Last Updated on May 5, 2015, by eNotes Editorial. Word Count: 244

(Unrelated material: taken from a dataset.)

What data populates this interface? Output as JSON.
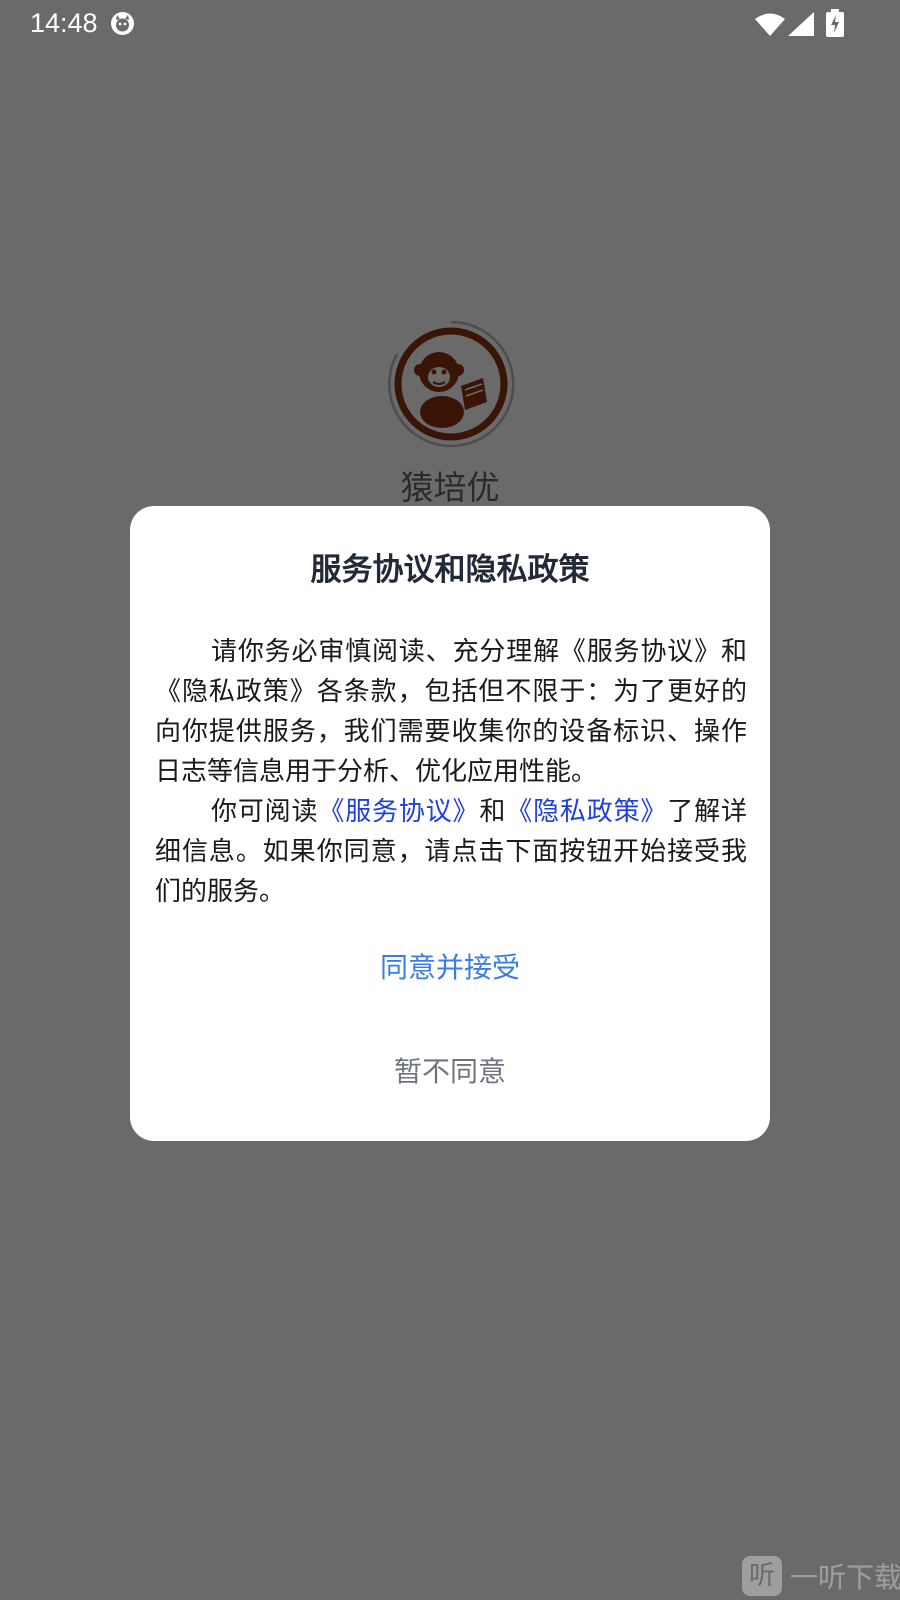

Nathaniel Hawthorne was born in Salem, Massachusetts, on July 4, 1804. He attended Bowdoin College in Brunswick, Maine (1821-1824), and at this time began writing short stories for magazines, including some of them in his first collection, Twice Told Tales (1837). Although he is sometimes considered by critics as an “antitranscendentalist” because of his preoccupation with evil, the dangers of sexuality, and the hypocrisy of human beings, he did live for one year at the experimental transcendentalist community Brook Farm along with Ralph Waldo Emerson and Henry David Thoreau. Although his work does not celebrate nature as theirs does, it often does use it as a vehicle to explore issues of art and human behavior. Hawthorne married painter and transcendentalist Sophia Peabody in 1842, about six months before the publication of “The Birthmark,” causing some critics to link his treatment of sexuality in that story to his personal discomfort with his relationship with his new wife. Hawthorne and his wife moved to The Old Manse in Concord, Massachusetts. He named his second collection of short stories, which includes “The Birthmark,” after this house. His work was not at first clearly understood by all critics, but the publication of The Scarlet Letter in 1850 established Hawthorne as an important American writer. He is now regarded as one of the most influential authors of the nineteenth century. Hawthorne died on May 19, 1864, and was buried in the Sleepy Hollow Cemetery in Concord among other writers of his generation, including Emerson and Thoreau.